(Excerpts from an interface dataset)
BEGIN

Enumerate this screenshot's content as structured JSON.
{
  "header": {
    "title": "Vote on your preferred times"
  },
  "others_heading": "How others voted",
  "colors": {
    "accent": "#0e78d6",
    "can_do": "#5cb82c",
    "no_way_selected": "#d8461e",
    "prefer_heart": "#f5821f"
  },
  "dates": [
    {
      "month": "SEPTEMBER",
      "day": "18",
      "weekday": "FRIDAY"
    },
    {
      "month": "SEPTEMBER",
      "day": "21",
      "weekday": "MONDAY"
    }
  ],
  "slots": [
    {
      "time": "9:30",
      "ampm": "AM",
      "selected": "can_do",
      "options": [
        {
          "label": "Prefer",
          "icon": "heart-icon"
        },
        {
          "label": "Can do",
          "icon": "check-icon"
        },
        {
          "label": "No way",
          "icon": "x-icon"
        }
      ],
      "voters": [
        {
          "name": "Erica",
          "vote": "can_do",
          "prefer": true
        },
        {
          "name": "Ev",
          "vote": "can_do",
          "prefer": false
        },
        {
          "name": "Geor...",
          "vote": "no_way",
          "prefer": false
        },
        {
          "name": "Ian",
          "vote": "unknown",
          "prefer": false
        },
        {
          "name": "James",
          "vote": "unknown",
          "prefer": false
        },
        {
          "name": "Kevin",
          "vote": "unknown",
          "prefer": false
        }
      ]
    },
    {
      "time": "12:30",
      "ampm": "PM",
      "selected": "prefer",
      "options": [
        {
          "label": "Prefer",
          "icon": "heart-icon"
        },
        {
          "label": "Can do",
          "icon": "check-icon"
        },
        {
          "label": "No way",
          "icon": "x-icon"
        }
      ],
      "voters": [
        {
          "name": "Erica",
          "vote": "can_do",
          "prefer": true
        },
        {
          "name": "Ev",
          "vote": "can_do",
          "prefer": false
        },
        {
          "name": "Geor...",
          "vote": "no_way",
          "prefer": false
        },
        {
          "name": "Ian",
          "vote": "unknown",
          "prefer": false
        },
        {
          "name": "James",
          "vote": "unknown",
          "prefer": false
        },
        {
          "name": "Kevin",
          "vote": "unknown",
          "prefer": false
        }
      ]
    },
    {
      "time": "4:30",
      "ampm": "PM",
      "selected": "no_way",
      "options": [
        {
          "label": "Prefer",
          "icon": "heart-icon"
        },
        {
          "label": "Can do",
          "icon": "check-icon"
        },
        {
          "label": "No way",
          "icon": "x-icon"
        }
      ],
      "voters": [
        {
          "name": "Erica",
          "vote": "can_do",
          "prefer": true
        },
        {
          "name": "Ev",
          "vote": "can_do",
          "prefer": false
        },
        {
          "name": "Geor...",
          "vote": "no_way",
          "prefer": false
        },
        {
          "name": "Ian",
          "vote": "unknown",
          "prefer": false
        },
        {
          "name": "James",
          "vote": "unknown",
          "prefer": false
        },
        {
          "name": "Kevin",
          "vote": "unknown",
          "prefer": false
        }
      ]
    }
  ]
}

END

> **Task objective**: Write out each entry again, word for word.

> **Task output**:
Enumerate this screenshot's content as structured JSON.
{
  "header": {
    "title": "Vote on your preferred times"
  },
  "others_heading": "How others voted",
  "colors": {
    "accent": "#0e78d6",
    "can_do": "#5cb82c",
    "no_way_selected": "#d8461e",
    "prefer_heart": "#f5821f"
  },
  "dates": [
    {
      "month": "SEPTEMBER",
      "day": "18",
      "weekday": "FRIDAY"
    },
    {
      "month": "SEPTEMBER",
      "day": "21",
      "weekday": "MONDAY"
    }
  ],
  "slots": [
    {
      "time": "9:30",
      "ampm": "AM",
      "selected": "can_do",
      "options": [
        {
          "label": "Prefer",
          "icon": "heart-icon"
        },
        {
          "label": "Can do",
          "icon": "check-icon"
        },
        {
          "label": "No way",
          "icon": "x-icon"
        }
      ],
      "voters": [
        {
          "name": "Erica",
          "vote": "can_do",
          "prefer": true
        },
        {
          "name": "Ev",
          "vote": "can_do",
          "prefer": false
        },
        {
          "name": "Geor...",
          "vote": "no_way",
          "prefer": false
        },
        {
          "name": "Ian",
          "vote": "unknown",
          "prefer": false
        },
        {
          "name": "James",
          "vote": "unknown",
          "prefer": false
        },
        {
          "name": "Kevin",
          "vote": "unknown",
          "prefer": false
        }
      ]
    },
    {
      "time": "12:30",
      "ampm": "PM",
      "selected": "prefer",
      "options": [
        {
          "label": "Prefer",
          "icon": "heart-icon"
        },
        {
          "label": "Can do",
          "icon": "check-icon"
        },
        {
          "label": "No way",
          "icon": "x-icon"
        }
      ],
      "voters": [
        {
          "name": "Erica",
          "vote": "can_do",
          "prefer": true
        },
        {
          "name": "Ev",
          "vote": "can_do",
          "prefer": false
        },
        {
          "name": "Geor...",
          "vote": "no_way",
          "prefer": false
        },
        {
          "name": "Ian",
          "vote": "unknown",
          "prefer": false
        },
        {
          "name": "James",
          "vote": "unknown",
          "prefer": false
        },
        {
          "name": "Kevin",
          "vote": "unknown",
          "prefer": false
        }
      ]
    },
    {
      "time": "4:30",
      "ampm": "PM",
      "selected": "no_way",
      "options": [
        {
          "label": "Prefer",
          "icon": "heart-icon"
        },
        {
          "label": "Can do",
          "icon": "check-icon"
        },
        {
          "label": "No way",
          "icon": "x-icon"
        }
      ],
      "voters": [
        {
          "name": "Erica",
          "vote": "can_do",
          "prefer": true
        },
        {
          "name": "Ev",
          "vote": "can_do",
          "prefer": false
        },
        {
          "name": "Geor...",
          "vote": "no_way",
          "prefer": false
        },
        {
          "name": "Ian",
          "vote": "unknown",
          "prefer": false
        },
        {
          "name": "James",
          "vote": "unknown",
          "prefer": false
        },
        {
          "name": "Kevin",
          "vote": "unknown",
          "prefer": false
        }
      ]
    }
  ]
}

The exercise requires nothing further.